▶ _Task details_: Before doing anything else, copy the entries below exactly.

▶ _Given records_:
* * * * * * *
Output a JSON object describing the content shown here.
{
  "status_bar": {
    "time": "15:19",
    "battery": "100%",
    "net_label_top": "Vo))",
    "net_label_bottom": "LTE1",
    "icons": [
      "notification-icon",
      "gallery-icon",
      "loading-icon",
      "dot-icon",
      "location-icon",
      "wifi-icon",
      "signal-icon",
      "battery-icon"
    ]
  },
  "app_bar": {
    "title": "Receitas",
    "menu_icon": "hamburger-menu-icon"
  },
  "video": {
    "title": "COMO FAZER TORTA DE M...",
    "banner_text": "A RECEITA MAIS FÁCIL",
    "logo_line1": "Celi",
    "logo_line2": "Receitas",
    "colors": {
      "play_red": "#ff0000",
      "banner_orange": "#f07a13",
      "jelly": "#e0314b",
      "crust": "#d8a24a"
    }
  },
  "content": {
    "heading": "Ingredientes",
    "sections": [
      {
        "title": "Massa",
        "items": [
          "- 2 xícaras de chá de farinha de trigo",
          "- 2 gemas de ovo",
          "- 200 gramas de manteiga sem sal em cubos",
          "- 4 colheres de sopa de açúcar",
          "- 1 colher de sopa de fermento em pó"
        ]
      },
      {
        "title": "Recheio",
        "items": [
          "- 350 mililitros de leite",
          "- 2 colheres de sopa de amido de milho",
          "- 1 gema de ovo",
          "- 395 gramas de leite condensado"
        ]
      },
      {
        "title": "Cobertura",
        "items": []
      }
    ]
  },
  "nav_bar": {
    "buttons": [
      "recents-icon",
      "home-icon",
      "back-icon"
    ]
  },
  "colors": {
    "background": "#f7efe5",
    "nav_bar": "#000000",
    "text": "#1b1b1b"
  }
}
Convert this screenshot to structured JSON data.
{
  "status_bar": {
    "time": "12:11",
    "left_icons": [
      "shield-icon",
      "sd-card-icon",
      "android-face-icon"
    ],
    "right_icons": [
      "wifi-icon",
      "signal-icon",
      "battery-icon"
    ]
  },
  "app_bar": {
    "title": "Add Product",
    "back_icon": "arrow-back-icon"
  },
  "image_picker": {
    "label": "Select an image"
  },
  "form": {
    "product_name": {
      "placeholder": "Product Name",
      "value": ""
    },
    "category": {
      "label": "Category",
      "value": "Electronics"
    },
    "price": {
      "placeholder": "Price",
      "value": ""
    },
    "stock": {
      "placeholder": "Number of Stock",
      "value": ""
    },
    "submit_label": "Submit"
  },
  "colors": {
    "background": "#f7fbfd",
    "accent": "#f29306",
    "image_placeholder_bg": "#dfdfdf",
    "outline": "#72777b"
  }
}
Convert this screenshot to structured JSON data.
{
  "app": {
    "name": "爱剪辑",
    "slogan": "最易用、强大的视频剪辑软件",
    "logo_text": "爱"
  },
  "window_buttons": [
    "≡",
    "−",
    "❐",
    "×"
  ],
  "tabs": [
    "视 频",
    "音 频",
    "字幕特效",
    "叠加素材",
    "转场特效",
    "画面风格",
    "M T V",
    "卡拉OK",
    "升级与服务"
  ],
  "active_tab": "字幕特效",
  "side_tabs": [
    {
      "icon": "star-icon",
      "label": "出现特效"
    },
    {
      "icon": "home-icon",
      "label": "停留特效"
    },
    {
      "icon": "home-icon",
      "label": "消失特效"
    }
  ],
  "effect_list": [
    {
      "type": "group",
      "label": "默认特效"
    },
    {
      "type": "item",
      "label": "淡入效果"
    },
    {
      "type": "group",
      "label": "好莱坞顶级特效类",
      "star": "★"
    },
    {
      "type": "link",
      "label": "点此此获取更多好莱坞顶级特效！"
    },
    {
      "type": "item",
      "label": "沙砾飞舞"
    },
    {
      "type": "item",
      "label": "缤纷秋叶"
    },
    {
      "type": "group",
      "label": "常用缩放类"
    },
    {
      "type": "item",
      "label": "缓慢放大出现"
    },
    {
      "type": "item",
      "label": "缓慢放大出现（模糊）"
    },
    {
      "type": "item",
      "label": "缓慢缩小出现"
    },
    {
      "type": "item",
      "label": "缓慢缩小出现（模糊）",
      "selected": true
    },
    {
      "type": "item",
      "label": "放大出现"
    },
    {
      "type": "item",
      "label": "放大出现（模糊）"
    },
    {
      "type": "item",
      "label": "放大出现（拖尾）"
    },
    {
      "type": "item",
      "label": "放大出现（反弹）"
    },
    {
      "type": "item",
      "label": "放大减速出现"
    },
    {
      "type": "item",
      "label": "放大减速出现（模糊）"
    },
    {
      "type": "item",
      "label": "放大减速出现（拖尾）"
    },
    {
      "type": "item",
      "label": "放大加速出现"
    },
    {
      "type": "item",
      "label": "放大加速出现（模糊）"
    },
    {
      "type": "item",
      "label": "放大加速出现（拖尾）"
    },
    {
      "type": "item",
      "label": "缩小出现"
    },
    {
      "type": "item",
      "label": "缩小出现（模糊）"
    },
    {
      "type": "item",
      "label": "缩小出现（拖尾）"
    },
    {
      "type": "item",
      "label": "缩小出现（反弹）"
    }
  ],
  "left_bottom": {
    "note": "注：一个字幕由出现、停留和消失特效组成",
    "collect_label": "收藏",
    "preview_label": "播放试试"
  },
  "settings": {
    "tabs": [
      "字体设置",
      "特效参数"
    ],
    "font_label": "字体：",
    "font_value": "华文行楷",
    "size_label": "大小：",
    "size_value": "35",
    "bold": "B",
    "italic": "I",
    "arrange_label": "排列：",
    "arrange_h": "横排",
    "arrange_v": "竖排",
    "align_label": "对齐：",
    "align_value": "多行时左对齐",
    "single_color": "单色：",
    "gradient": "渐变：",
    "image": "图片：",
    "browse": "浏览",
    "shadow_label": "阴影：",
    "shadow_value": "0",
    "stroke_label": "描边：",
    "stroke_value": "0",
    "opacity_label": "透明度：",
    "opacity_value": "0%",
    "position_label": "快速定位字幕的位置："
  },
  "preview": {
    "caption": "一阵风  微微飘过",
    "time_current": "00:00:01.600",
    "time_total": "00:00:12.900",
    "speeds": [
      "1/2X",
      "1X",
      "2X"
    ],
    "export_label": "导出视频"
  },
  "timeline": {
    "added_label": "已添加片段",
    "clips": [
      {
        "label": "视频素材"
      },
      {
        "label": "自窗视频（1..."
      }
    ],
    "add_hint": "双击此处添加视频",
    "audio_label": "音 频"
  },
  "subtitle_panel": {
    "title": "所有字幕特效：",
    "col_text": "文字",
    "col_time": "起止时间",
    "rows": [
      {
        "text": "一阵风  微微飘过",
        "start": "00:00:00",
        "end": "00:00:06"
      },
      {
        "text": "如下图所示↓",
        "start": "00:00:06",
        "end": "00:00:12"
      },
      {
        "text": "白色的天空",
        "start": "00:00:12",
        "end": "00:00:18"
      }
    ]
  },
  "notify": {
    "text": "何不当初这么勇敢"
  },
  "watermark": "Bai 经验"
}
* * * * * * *
▶ _Result of the task_:
Output a JSON object describing the content shown here.
{
  "status_bar": {
    "time": "15:19",
    "battery": "100%",
    "net_label_top": "Vo))",
    "net_label_bottom": "LTE1",
    "icons": [
      "notification-icon",
      "gallery-icon",
      "loading-icon",
      "dot-icon",
      "location-icon",
      "wifi-icon",
      "signal-icon",
      "battery-icon"
    ]
  },
  "app_bar": {
    "title": "Receitas",
    "menu_icon": "hamburger-menu-icon"
  },
  "video": {
    "title": "COMO FAZER TORTA DE M...",
    "banner_text": "A RECEITA MAIS FÁCIL",
    "logo_line1": "Celi",
    "logo_line2": "Receitas",
    "colors": {
      "play_red": "#ff0000",
      "banner_orange": "#f07a13",
      "jelly": "#e0314b",
      "crust": "#d8a24a"
    }
  },
  "content": {
    "heading": "Ingredientes",
    "sections": [
      {
        "title": "Massa",
        "items": [
          "- 2 xícaras de chá de farinha de trigo",
          "- 2 gemas de ovo",
          "- 200 gramas de manteiga sem sal em cubos",
          "- 4 colheres de sopa de açúcar",
          "- 1 colher de sopa de fermento em pó"
        ]
      },
      {
        "title": "Recheio",
        "items": [
          "- 350 mililitros de leite",
          "- 2 colheres de sopa de amido de milho",
          "- 1 gema de ovo",
          "- 395 gramas de leite condensado"
        ]
      },
      {
        "title": "Cobertura",
        "items": []
      }
    ]
  },
  "nav_bar": {
    "buttons": [
      "recents-icon",
      "home-icon",
      "back-icon"
    ]
  },
  "colors": {
    "background": "#f7efe5",
    "nav_bar": "#000000",
    "text": "#1b1b1b"
  }
}
Convert this screenshot to structured JSON data.
{
  "status_bar": {
    "time": "12:11",
    "left_icons": [
      "shield-icon",
      "sd-card-icon",
      "android-face-icon"
    ],
    "right_icons": [
      "wifi-icon",
      "signal-icon",
      "battery-icon"
    ]
  },
  "app_bar": {
    "title": "Add Product",
    "back_icon": "arrow-back-icon"
  },
  "image_picker": {
    "label": "Select an image"
  },
  "form": {
    "product_name": {
      "placeholder": "Product Name",
      "value": ""
    },
    "category": {
      "label": "Category",
      "value": "Electronics"
    },
    "price": {
      "placeholder": "Price",
      "value": ""
    },
    "stock": {
      "placeholder": "Number of Stock",
      "value": ""
    },
    "submit_label": "Submit"
  },
  "colors": {
    "background": "#f7fbfd",
    "accent": "#f29306",
    "image_placeholder_bg": "#dfdfdf",
    "outline": "#72777b"
  }
}
Convert this screenshot to structured JSON data.
{
  "app": {
    "name": "爱剪辑",
    "slogan": "最易用、强大的视频剪辑软件",
    "logo_text": "爱"
  },
  "window_buttons": [
    "≡",
    "−",
    "❐",
    "×"
  ],
  "tabs": [
    "视 频",
    "音 频",
    "字幕特效",
    "叠加素材",
    "转场特效",
    "画面风格",
    "M T V",
    "卡拉OK",
    "升级与服务"
  ],
  "active_tab": "字幕特效",
  "side_tabs": [
    {
      "icon": "star-icon",
      "label": "出现特效"
    },
    {
      "icon": "home-icon",
      "label": "停留特效"
    },
    {
      "icon": "home-icon",
      "label": "消失特效"
    }
  ],
  "effect_list": [
    {
      "type": "group",
      "label": "默认特效"
    },
    {
      "type": "item",
      "label": "淡入效果"
    },
    {
      "type": "group",
      "label": "好莱坞顶级特效类",
      "star": "★"
    },
    {
      "type": "link",
      "label": "点此此获取更多好莱坞顶级特效！"
    },
    {
      "type": "item",
      "label": "沙砾飞舞"
    },
    {
      "type": "item",
      "label": "缤纷秋叶"
    },
    {
      "type": "group",
      "label": "常用缩放类"
    },
    {
      "type": "item",
      "label": "缓慢放大出现"
    },
    {
      "type": "item",
      "label": "缓慢放大出现（模糊）"
    },
    {
      "type": "item",
      "label": "缓慢缩小出现"
    },
    {
      "type": "item",
      "label": "缓慢缩小出现（模糊）",
      "selected": true
    },
    {
      "type": "item",
      "label": "放大出现"
    },
    {
      "type": "item",
      "label": "放大出现（模糊）"
    },
    {
      "type": "item",
      "label": "放大出现（拖尾）"
    },
    {
      "type": "item",
      "label": "放大出现（反弹）"
    },
    {
      "type": "item",
      "label": "放大减速出现"
    },
    {
      "type": "item",
      "label": "放大减速出现（模糊）"
    },
    {
      "type": "item",
      "label": "放大减速出现（拖尾）"
    },
    {
      "type": "item",
      "label": "放大加速出现"
    },
    {
      "type": "item",
      "label": "放大加速出现（模糊）"
    },
    {
      "type": "item",
      "label": "放大加速出现（拖尾）"
    },
    {
      "type": "item",
      "label": "缩小出现"
    },
    {
      "type": "item",
      "label": "缩小出现（模糊）"
    },
    {
      "type": "item",
      "label": "缩小出现（拖尾）"
    },
    {
      "type": "item",
      "label": "缩小出现（反弹）"
    }
  ],
  "left_bottom": {
    "note": "注：一个字幕由出现、停留和消失特效组成",
    "collect_label": "收藏",
    "preview_label": "播放试试"
  },
  "settings": {
    "tabs": [
      "字体设置",
      "特效参数"
    ],
    "font_label": "字体：",
    "font_value": "华文行楷",
    "size_label": "大小：",
    "size_value": "35",
    "bold": "B",
    "italic": "I",
    "arrange_label": "排列：",
    "arrange_h": "横排",
    "arrange_v": "竖排",
    "align_label": "对齐：",
    "align_value": "多行时左对齐",
    "single_color": "单色：",
    "gradient": "渐变：",
    "image": "图片：",
    "browse": "浏览",
    "shadow_label": "阴影：",
    "shadow_value": "0",
    "stroke_label": "描边：",
    "stroke_value": "0",
    "opacity_label": "透明度：",
    "opacity_value": "0%",
    "position_label": "快速定位字幕的位置："
  },
  "preview": {
    "caption": "一阵风  微微飘过",
    "time_current": "00:00:01.600",
    "time_total": "00:00:12.900",
    "speeds": [
      "1/2X",
      "1X",
      "2X"
    ],
    "export_label": "导出视频"
  },
  "timeline": {
    "added_label": "已添加片段",
    "clips": [
      {
        "label": "视频素材"
      },
      {
        "label": "自窗视频（1..."
      }
    ],
    "add_hint": "双击此处添加视频",
    "audio_label": "音 频"
  },
  "subtitle_panel": {
    "title": "所有字幕特效：",
    "col_text": "文字",
    "col_time": "起止时间",
    "rows": [
      {
        "text": "一阵风  微微飘过",
        "start": "00:00:00",
        "end": "00:00:06"
      },
      {
        "text": "如下图所示↓",
        "start": "00:00:06",
        "end": "00:00:12"
      },
      {
        "text": "白色的天空",
        "start": "00:00:12",
        "end": "00:00:18"
      }
    ]
  },
  "notify": {
    "text": "何不当初这么勇敢"
  },
  "watermark": "Bai 经验"
}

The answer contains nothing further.